This is a review for "Personal health records: a randomized trial of effects on elder medication safety". [1]


The purpose of the study was to examine the impact of a personal health record (PHR) on medication-use among older adults.


A PHR was designed and pretested in a 6-month randomized controlled trial with older adults. After completing mailed baseline questionnaires, eligible computer users aged 65 and over were randomized 3:1 to be given access to a PHR. Follow-up questionnaires measured change from baseline medication use, medication reconciliation behaviors, and medication management problems.


Older adults were interested in keeping track of their health and medication information. A majority (55.2%) logged into the PHR and used it, but only 16.1% used it frequently. At follow-up, those randomized to the PHR group were significantly less likely to use multiple non-steroidal anti-inflammatory drugs—the most common warning generated by the system (viewed by 23% of participants). Compared with low/non-users, high users reported significantly more changes in medication use and improved medication reconciliation behaviors, and recognized significantly more side effects, but there was no difference in use of inappropriate medications or adherence measures.


PHRs can engage older adults for better medication self-management; however, features that motivate continued use will be needed.
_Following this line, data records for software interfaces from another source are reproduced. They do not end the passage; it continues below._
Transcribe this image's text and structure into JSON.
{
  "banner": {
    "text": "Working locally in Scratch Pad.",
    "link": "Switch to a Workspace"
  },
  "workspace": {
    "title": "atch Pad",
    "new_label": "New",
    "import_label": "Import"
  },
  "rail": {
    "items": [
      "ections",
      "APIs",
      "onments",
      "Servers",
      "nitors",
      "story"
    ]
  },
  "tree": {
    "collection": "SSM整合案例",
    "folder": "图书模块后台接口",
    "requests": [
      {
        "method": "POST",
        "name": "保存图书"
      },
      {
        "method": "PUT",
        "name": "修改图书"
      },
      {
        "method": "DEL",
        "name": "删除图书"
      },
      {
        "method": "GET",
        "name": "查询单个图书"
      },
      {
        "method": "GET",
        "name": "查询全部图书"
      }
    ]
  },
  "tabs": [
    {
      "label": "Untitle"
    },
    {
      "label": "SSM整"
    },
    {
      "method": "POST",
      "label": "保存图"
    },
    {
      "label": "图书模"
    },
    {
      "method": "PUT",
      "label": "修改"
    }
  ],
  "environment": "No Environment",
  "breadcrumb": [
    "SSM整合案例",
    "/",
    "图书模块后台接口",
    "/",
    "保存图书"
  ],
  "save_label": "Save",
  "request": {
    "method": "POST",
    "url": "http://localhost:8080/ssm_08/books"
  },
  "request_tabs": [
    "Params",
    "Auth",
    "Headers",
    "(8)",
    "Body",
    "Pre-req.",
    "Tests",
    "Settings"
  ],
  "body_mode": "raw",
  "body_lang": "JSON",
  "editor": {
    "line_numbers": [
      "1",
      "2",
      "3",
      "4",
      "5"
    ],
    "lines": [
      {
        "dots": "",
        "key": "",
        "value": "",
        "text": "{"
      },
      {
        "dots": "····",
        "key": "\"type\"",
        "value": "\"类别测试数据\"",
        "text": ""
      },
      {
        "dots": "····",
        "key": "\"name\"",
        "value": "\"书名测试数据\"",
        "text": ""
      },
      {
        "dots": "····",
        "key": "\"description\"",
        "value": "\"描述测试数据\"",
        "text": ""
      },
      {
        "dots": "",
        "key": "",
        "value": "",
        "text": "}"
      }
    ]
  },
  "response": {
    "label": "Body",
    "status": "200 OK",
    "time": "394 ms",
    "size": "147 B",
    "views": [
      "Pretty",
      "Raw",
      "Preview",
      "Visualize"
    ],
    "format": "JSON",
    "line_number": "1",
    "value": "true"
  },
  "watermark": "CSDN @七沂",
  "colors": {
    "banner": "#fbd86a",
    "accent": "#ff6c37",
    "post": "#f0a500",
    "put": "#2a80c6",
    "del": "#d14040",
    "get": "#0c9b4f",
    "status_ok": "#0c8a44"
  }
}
Longer-term studies of continued users will be required to evaluate the impact of these changes in behavior on patient health outcomes.


In this day and age when almost everything is easily accessible from our smartphones, it's hard to understand why more participants of the study did not engage in continued use of the PHR. I agree that longer studies are needed to understand how to engage and motivate for continued use in order to evaluate the impact of any changes in behavior and patient health outcomes.


  1. Journal of the American Medical Informatics Association Jul 2014, 21 (4) 679-686; DOI: 10.1136/amiajnl-2013-002284